(Records)

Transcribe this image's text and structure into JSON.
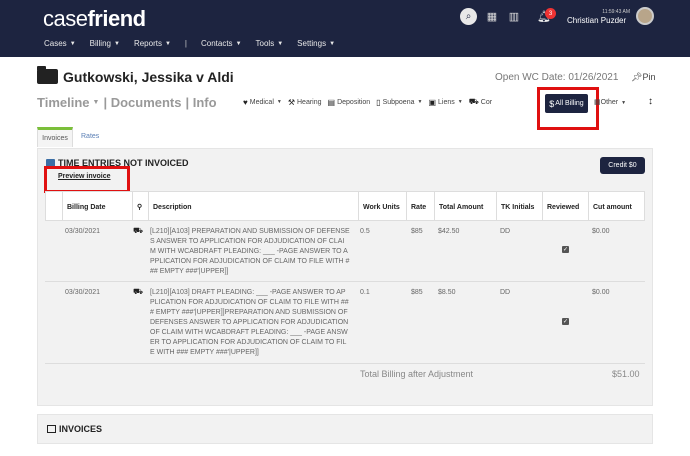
{
  "app": {
    "logo_light": "case",
    "logo_bold": "friend",
    "datetime": "11:59:43 AM",
    "user_name": "Christian Puzder",
    "notification_count": "3"
  },
  "nav": {
    "cases": "Cases",
    "billing": "Billing",
    "reports": "Reports",
    "separator": "|",
    "contacts": "Contacts",
    "tools": "Tools",
    "settings": "Settings"
  },
  "case": {
    "title": "Gutkowski, Jessika v Aldi",
    "open_date": "Open WC Date: 01/26/2021",
    "pin_label": "Pin"
  },
  "subnav": {
    "timeline": "Timeline",
    "documents": "| Documents",
    "info": "| Info"
  },
  "tools": {
    "medical": "Medical",
    "hearing": "Hearing",
    "deposition": "Deposition",
    "subpoena": "Subpoena",
    "liens": "Liens",
    "cor": "Cor",
    "all_billing": "All Billing",
    "other": "Other"
  },
  "tabs": {
    "invoices": "Invoices",
    "rates": "Rates"
  },
  "section": {
    "title": "TIME ENTRIES NOT INVOICED",
    "credit": "Credit $0",
    "preview": "Preview invoice"
  },
  "table": {
    "headers": {
      "billing_date": "Billing Date",
      "description": "Description",
      "work_units": "Work Units",
      "rate": "Rate",
      "total_amount": "Total Amount",
      "tk_initials": "TK Initials",
      "reviewed": "Reviewed",
      "cut_amount": "Cut amount"
    },
    "rows": [
      {
        "date": "03/30/2021",
        "description": "[L210][A103] PREPARATION AND SUBMISSION OF DEFENSES ANSWER TO APPLICATION FOR ADJUDICATION OF CLAIM WITH WCABDRAFT PLEADING: ___ -PAGE ANSWER TO APPLICATION FOR ADJUDICATION OF CLAIM TO FILE WITH ### EMPTY ###'|UPPER]]",
        "work_units": "0.5",
        "rate": "$85",
        "total": "$42.50",
        "initials": "DD",
        "cut": "$0.00"
      },
      {
        "date": "03/30/2021",
        "description": "[L210][A103] DRAFT PLEADING: ___ -PAGE ANSWER TO APPLICATION FOR ADJUDICATION OF CLAIM TO FILE WITH ### EMPTY ###'|UPPER]]PREPARATION AND SUBMISSION OF DEFENSES ANSWER TO APPLICATION FOR ADJUDICATION OF CLAIM WITH WCABDRAFT PLEADING: ___ -PAGE ANSWER TO APPLICATION FOR ADJUDICATION OF CLAIM TO FILE WITH ### EMPTY ###'|UPPER]]",
        "work_units": "0.1",
        "rate": "$85",
        "total": "$8.50",
        "initials": "DD",
        "cut": "$0.00"
      }
    ],
    "total_label": "Total Billing after Adjustment",
    "total_value": "$51.00"
  },
  "invoices": {
    "title": "INVOICES"
  }
}
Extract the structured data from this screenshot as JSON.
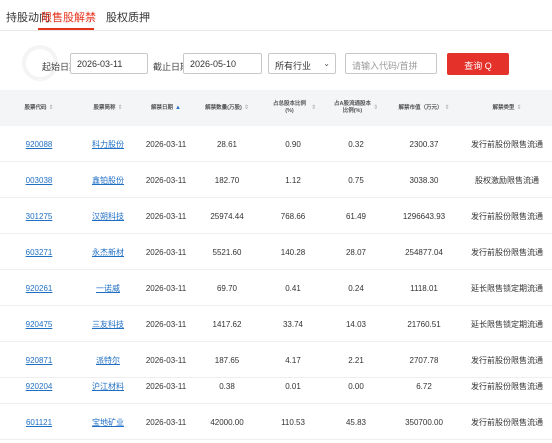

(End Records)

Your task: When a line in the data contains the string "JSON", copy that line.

Written answer:
Transcribe this image's text and structure into JSON.
Extract the structured data from this screenshot as JSON.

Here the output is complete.